| WHAT TO WORK ON |
Each line in the entries below that holds the word "ffffff" belongs in the answer.

== Segment start ==

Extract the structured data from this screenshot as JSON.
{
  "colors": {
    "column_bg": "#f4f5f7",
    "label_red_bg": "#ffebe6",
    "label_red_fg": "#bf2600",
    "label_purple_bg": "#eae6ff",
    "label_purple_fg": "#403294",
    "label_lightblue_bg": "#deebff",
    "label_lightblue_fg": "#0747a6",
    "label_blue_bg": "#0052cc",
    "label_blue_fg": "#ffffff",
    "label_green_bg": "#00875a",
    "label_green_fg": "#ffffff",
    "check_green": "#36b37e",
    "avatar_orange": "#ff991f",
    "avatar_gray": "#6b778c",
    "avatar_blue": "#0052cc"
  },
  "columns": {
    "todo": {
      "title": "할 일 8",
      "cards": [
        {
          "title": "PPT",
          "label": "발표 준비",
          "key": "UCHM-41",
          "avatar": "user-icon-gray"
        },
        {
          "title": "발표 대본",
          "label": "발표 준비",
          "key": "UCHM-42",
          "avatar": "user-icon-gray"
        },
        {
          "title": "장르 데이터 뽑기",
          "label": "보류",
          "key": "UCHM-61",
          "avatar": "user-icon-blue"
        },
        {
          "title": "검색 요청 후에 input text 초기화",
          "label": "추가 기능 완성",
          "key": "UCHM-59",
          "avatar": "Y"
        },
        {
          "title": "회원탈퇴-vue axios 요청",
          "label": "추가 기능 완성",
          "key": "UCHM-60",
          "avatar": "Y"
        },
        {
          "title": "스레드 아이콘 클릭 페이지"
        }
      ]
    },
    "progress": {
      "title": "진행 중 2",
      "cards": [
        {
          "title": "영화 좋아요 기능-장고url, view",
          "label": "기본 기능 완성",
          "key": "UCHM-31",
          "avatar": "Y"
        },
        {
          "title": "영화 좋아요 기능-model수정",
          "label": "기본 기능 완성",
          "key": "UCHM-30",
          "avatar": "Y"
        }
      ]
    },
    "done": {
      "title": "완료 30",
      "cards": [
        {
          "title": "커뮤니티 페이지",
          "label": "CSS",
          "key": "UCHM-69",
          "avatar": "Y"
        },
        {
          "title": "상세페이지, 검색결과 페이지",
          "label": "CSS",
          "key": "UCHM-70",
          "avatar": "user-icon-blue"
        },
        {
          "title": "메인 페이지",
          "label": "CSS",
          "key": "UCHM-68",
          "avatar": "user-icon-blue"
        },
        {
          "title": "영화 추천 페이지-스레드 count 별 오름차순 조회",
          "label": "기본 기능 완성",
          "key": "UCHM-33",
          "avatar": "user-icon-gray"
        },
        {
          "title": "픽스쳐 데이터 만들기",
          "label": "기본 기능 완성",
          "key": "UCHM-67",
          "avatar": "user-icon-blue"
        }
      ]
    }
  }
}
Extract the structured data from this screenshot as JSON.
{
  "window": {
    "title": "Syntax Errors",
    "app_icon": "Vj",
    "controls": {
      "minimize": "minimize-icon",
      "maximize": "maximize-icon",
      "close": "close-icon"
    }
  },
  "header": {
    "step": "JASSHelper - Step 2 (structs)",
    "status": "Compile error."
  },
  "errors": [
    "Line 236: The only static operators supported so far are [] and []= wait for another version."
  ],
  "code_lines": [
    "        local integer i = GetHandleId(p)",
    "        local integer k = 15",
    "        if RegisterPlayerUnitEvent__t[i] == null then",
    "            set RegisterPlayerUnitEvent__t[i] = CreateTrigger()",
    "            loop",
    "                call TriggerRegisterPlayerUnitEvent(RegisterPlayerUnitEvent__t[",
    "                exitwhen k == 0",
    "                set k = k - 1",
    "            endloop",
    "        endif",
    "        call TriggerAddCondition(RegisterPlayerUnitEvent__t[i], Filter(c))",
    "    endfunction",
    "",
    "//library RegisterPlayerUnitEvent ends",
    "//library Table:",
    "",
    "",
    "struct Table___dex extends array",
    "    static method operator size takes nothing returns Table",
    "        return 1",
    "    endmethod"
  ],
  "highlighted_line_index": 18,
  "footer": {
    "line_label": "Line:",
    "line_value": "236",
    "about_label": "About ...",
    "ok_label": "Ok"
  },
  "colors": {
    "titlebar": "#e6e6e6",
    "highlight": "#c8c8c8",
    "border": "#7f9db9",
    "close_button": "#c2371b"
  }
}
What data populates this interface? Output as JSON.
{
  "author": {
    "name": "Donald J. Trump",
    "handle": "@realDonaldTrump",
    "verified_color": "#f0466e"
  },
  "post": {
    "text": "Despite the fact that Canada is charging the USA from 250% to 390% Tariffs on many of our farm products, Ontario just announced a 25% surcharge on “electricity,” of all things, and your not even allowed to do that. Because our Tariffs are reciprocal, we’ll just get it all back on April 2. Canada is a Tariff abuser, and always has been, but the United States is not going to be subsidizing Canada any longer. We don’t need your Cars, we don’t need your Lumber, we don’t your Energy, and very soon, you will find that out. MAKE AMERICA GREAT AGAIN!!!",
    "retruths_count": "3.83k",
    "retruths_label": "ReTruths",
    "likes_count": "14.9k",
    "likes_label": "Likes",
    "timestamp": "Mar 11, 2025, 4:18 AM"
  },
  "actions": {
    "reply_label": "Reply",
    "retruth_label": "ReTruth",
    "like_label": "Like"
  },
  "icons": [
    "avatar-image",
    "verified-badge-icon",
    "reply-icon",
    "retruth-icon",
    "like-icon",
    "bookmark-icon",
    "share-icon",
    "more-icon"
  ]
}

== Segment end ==

| FINISHED TASK |
    "label_blue_fg": "#ffffff",
    "label_green_fg": "#ffffff",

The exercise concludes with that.